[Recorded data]
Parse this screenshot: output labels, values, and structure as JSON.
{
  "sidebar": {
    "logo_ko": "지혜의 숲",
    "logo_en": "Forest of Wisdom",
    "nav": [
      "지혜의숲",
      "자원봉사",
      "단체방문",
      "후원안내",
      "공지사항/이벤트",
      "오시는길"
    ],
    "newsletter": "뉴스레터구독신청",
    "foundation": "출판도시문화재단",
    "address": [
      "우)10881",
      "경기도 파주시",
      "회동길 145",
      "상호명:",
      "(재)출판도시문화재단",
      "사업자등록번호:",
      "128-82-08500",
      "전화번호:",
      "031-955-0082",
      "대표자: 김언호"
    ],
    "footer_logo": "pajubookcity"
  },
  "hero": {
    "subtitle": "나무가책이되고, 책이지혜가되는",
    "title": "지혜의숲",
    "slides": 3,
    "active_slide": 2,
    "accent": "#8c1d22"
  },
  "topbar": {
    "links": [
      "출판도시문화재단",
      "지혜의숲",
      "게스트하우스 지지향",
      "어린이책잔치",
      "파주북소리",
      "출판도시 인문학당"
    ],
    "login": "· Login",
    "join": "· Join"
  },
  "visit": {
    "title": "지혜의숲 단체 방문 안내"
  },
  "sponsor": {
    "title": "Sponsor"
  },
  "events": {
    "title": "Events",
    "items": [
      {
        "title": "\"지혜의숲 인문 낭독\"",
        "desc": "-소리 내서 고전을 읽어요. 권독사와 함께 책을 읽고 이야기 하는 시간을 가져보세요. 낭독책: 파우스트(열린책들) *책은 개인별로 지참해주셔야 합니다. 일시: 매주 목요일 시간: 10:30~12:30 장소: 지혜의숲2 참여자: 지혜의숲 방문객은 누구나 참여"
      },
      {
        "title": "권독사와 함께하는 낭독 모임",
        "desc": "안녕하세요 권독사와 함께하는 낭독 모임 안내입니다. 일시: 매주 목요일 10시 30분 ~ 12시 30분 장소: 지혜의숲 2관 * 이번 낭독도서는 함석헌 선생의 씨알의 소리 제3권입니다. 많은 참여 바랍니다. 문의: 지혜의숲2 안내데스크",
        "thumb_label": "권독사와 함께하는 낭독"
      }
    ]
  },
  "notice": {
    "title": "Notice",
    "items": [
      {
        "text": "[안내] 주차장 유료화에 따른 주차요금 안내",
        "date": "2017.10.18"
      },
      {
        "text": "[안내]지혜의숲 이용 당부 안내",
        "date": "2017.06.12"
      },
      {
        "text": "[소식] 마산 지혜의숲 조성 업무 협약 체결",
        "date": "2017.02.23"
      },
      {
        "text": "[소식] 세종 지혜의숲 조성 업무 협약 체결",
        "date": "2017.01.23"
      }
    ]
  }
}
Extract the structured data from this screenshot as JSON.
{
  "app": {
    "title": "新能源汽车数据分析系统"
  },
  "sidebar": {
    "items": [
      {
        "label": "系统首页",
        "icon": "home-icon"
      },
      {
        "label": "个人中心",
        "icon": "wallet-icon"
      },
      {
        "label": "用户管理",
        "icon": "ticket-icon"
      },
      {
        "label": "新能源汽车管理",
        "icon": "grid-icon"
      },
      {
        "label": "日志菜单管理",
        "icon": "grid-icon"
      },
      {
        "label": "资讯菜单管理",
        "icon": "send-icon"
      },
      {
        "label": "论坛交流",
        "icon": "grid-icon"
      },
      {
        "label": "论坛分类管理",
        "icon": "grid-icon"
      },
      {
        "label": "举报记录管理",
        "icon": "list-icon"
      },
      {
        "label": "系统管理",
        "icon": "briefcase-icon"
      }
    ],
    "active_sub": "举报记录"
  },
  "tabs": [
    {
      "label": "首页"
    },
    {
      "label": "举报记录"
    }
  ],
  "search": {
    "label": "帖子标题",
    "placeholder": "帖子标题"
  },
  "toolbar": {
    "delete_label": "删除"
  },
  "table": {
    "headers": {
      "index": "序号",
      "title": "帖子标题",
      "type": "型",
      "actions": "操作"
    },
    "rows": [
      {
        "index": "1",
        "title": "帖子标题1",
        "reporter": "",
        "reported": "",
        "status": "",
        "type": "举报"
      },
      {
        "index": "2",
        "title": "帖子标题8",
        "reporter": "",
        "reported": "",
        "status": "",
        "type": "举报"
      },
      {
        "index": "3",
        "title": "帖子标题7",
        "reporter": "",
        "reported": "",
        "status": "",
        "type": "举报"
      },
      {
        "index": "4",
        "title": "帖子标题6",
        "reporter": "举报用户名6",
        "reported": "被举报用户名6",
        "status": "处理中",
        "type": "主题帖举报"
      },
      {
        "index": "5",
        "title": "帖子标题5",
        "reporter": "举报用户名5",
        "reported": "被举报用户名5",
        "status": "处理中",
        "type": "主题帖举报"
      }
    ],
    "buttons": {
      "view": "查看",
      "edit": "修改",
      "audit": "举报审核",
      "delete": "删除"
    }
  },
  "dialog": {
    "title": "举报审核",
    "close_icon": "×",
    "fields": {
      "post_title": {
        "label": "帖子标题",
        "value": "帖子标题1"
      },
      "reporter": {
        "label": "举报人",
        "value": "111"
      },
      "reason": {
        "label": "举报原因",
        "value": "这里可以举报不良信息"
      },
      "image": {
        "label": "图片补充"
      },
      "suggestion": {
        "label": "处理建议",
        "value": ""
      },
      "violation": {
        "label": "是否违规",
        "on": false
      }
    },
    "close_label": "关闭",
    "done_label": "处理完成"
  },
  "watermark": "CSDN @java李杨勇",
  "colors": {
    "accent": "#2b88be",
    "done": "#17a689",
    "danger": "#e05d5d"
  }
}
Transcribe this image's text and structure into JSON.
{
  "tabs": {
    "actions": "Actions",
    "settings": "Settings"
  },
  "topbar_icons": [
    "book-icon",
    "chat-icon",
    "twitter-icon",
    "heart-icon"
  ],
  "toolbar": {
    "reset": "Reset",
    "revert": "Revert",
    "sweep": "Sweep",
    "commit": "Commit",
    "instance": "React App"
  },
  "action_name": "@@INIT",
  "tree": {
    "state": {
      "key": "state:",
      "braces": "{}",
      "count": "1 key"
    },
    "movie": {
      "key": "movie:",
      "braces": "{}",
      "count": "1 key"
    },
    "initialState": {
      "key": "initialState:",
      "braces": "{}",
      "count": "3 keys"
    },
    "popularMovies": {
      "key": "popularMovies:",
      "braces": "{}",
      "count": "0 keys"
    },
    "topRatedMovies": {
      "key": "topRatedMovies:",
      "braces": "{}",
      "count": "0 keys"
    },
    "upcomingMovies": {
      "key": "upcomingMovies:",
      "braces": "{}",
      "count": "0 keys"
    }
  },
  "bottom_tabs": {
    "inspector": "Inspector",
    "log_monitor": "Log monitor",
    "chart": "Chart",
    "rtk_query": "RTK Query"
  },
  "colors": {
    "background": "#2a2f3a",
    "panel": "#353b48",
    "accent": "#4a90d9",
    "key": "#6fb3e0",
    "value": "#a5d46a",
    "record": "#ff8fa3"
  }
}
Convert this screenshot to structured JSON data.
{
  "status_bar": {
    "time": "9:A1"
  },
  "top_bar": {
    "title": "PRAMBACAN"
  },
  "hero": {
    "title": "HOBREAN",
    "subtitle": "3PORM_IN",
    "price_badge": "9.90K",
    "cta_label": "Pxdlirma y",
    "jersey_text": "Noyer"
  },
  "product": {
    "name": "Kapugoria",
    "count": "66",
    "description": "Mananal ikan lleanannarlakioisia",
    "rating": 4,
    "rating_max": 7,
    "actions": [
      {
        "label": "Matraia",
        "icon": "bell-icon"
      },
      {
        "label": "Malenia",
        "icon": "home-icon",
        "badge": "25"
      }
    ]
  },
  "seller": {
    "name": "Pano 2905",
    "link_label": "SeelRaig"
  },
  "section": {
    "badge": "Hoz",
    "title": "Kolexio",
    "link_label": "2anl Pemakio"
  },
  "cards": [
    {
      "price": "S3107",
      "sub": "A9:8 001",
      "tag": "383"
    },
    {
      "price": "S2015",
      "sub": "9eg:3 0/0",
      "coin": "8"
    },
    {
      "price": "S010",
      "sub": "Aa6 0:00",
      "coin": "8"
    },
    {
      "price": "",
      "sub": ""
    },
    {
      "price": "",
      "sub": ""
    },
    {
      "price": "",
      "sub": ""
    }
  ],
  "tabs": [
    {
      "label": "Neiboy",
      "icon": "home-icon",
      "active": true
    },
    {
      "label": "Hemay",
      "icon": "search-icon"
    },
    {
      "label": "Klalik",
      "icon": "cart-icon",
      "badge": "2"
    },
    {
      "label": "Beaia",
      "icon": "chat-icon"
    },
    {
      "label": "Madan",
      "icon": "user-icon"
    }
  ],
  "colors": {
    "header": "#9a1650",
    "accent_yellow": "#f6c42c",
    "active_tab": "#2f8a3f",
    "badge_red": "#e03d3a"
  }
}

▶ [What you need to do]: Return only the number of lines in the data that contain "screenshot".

▶ [Exercise solution]: 3